The Boston Red Sox and newly fired GM Ben Cherington had a number of misfires over the last four years since previous GM Theo Epstein left for Chicago. But the team’s recent hiring of free agent GM Dave Dombrowski is one they finally got right.
Not that he won’t have his work cut out for him though.
As bad as Boston has been since Epstein skipped town and Cherington was put in charge—three last places in four years with a World Series title mixed in—it’s wasn’t due to lack of financial resources or talent. They just made some poor decisions. Let’s recount them.
1. Hiring Bobby Valentine to replace Terry Francona
Valentine hadn’t managed in the majors in nearly 10 years when Boston’s brain trust decided he was the one to take over for the popular—and very successful—Francona. But clearly there must have been good reason that such a smart and experienced guy like Valentine wasn’t wanted in anyone else’s dugout.
Despite a veteran team Valentine couldn’t put the pieces together and the Red Sox suffered through their worst season since 1965 with a 69–93 record. Valentine was released as soon as the year was over and hasn’t been heard from since.
2. Giving Pablo Sandoval and Hanley Ramírez Outlandish Contracts
Understand this: bringing in a costly free agent is always a risk. But it’s even more risky when that player/athlete is already battling weight issues.
The 5-foot-11, 255-pound Sandoval never looked like he was in great shape, but he got the job done—at the plate anyway—with a .294 career average as a Giant and a pair of All-Star selections.
With an opening at third base the Red Sox swooped in and gave the 28-year-old an outlandish five-year, $95 million deal that has not paid dividends in the least.
Sandoval is currently struggling at the plate with a .258 batting average and with his fielding numbers looking just as bad as his hitting numbers, the contract has quickly turned into an albatross—even worse than Ramírez’s.
The 31-year-old Ramírez, who has been rumored to be a less-than-great-teammate in previous stops with the Marlins and Dodgers, signed on for $88 million over four years. As if signing someone with character red flags past their 30th birthday for an obscene amount of money wasn’t enough, the Red Sox decided to add one more barrier to his success and have him play a new position—left field.
The experiment has failed terribly as the numbers suggest. Ramírez—who has previously only been an infielder in the majors—is one of the worst outfielders in the game. Meanwhile his hitting—which was the main reason they signed him—hasn’t come around. The former batting champion and MVP runner-up is hitting just .259, though he does have a somewhat-redeeming 19 home runs thus far. The whole package though is not worth $22 million a year.

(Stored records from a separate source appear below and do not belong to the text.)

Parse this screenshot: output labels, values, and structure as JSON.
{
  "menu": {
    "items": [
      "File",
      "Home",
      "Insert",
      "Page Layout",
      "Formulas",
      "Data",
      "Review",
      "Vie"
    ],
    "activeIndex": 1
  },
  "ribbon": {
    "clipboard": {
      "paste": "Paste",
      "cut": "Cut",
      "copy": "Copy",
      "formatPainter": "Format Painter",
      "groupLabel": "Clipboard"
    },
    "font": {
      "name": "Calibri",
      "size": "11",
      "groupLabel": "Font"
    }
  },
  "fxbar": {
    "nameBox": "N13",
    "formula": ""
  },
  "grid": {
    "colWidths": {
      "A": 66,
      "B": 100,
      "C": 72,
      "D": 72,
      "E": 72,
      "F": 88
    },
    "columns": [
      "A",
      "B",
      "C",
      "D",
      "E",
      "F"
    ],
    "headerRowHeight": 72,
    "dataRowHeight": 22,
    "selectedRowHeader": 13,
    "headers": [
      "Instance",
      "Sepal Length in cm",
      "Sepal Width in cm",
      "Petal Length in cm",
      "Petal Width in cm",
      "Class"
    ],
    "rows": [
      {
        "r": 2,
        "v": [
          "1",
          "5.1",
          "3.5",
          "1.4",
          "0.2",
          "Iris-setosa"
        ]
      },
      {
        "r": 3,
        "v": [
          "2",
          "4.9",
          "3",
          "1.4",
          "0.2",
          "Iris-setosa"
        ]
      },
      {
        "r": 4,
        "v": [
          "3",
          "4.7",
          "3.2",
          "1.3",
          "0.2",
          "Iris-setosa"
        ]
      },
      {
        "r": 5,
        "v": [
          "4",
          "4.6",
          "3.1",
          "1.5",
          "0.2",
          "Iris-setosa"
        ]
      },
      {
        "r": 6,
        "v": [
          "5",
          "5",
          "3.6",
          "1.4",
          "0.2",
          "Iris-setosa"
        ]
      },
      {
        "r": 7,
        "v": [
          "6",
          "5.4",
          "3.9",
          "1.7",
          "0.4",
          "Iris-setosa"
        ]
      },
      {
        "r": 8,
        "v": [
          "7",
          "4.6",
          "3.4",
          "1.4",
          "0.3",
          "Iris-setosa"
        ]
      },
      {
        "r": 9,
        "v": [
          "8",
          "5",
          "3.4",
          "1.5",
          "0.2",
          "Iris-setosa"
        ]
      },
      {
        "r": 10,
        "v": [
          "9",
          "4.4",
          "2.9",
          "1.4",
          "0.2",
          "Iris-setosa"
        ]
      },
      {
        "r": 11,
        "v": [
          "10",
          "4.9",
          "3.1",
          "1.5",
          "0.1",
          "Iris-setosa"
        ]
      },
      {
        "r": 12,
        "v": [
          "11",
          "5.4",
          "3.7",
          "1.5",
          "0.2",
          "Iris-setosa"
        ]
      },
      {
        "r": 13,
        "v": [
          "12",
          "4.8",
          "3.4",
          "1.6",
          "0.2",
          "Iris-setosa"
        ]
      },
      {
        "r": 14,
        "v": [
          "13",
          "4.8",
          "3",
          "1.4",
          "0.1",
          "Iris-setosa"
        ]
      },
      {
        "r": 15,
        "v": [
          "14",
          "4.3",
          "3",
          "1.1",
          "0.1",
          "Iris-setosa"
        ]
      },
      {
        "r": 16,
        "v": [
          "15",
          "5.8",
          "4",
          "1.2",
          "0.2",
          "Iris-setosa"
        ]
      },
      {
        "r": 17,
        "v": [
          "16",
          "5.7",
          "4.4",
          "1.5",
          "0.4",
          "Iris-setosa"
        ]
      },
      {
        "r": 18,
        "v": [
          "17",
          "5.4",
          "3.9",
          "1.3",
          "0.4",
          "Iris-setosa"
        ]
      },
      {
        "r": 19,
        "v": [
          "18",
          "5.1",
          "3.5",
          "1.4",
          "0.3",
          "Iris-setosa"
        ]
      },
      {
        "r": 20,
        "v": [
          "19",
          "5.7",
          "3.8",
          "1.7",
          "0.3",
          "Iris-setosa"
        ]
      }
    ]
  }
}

3. Not Signing Jon Lester: Extending Rick Porcello
As if overpaying for both Ramírez and Sandoval wasn’t enough, the Red Sox were then out-bid in their attempt to sign Jon Lester—their former ace starter who was dealt at the 2014 trade deadline, and arguably the one player they needed the most. Instead the Epstein-led Cubs swooped in and signed him for $155 million over six years.
Without an ace on their roster, Boston accumulated a bunch of middle-of-the-rotation starters including Rick Porcello, who they got from Detroit (when Dombrowski was their GM) for slugger Yoenis Cespedes. The Red Sox then signed Porcello, who had an unimpressive career ERA of 4.30 heading into 2015, to a jaw-dropping four-year, $82.5 million extension (that starts in 2016) during the first week of the season. He’s responded with a year to forget: a 5–11 record with an ERA of 5.81.
Meanwhile Lester has a 8–9 record with a 3.58 ERA for the wild card-leading Cubs.